The next day, the weather looked ominous so we stayed indoors and became “Swiss Chocolatiers” by making our own chocolate at Funky Chocolate Club. It’s a business run by 2 Czech women and their awesome friend, Vlady and it was SO MUCH FUN. We definitely got chocolate wasted and I’m #sorryimnotsorry. Finished product below.
On our last full day in Interlaken, we finally participated in the most thrilling of outdoor adventures–canyoning. Essentially, you navigate down a rushing canyon by either repelling, jumping, or holding your breath, crossing your fingers, and sliding through rapids. It can be highly dangerous, but is extremely fun. While the weather was nice during our stay, that meant snow was melting quickly, causing the water levels to rise substantially and flow quickly, to the tune of 38 degrees Fahrenheit. Even when we arrived at the canyon, it was uncertain if we’d be able to go due to water conditions, but we had a small, able group, great guides, and at-the-limit water: all systems go! We had to hike a alternate path to the canyon’s head which provided additional excitement and it was a challenging, successful trip in the end. A few photos.
Importantly, now that we’re more than half way through our trip, we have made a purposeful shift in our mindset from “vacation mode” to “thought, reflection, and planning mode”. We certainly had our fair share of fun in Switzerland but truly took intentional time each day to write out and focus on various near and longterm goals. It’s an ongoing process but more on this personal development in later posts, I promise.
Though we were sad to leave Switzerland, we had a friendly face waiting for us in Barcelona, so hasta la vista, Interlaken!
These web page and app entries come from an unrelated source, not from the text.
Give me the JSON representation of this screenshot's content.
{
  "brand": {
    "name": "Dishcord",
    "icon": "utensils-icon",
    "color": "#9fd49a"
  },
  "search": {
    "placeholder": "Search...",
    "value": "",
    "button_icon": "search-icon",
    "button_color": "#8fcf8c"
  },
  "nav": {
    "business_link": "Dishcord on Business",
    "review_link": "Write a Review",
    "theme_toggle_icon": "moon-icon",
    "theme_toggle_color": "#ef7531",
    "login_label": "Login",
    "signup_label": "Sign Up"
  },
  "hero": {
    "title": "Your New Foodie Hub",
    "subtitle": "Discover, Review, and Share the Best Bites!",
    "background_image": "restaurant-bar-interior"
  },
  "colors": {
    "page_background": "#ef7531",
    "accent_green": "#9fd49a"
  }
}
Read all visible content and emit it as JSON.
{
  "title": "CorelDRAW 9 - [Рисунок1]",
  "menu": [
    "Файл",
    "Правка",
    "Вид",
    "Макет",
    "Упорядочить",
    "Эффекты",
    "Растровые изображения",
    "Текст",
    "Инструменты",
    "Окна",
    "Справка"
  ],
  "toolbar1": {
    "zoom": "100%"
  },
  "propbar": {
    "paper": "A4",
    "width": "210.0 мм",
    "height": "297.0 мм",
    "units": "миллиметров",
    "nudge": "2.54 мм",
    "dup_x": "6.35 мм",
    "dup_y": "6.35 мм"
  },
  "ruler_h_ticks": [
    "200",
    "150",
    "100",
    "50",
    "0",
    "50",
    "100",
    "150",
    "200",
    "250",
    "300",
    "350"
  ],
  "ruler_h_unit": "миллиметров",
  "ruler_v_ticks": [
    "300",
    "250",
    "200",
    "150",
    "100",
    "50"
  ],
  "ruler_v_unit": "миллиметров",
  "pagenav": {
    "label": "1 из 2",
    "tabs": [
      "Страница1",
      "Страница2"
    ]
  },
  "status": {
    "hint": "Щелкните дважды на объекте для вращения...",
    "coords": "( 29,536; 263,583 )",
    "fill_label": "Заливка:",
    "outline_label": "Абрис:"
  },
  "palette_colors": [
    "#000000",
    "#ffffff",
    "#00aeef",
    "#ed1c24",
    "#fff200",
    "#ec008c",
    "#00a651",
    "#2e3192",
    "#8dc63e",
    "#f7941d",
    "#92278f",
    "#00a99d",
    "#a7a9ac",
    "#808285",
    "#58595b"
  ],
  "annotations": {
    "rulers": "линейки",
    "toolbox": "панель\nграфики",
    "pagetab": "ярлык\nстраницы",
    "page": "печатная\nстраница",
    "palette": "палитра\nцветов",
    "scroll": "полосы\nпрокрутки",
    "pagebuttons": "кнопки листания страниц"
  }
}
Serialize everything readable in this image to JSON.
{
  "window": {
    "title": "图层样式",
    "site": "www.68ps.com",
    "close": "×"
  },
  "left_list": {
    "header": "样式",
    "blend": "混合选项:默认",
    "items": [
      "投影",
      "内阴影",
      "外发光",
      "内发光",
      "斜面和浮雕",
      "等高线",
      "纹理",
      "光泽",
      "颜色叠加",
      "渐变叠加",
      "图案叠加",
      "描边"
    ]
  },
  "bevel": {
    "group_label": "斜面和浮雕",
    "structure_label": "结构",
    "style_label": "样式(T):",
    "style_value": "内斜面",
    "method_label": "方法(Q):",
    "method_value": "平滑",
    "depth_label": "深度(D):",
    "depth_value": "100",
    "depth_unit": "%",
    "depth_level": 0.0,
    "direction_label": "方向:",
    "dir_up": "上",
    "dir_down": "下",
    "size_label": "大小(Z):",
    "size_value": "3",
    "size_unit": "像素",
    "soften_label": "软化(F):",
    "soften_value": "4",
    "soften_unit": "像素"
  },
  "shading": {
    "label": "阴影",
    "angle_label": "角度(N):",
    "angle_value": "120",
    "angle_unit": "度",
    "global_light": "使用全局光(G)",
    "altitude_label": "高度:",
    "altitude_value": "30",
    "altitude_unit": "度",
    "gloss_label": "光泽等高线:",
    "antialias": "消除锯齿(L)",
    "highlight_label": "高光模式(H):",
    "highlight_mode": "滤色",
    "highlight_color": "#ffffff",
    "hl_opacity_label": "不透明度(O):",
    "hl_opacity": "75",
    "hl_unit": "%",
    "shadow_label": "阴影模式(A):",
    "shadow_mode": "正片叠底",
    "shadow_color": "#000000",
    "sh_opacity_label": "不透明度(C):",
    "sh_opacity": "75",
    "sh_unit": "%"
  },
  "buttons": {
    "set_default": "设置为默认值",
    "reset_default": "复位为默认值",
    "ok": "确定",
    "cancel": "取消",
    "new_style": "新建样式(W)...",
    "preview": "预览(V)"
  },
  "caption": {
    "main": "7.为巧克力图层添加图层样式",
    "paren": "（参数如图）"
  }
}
Posted from: Seat 124 of TGV train 9702 en route from Barcelona, Spain to Nice, France.
Looking forward to hearing more about canyoning and intention setting!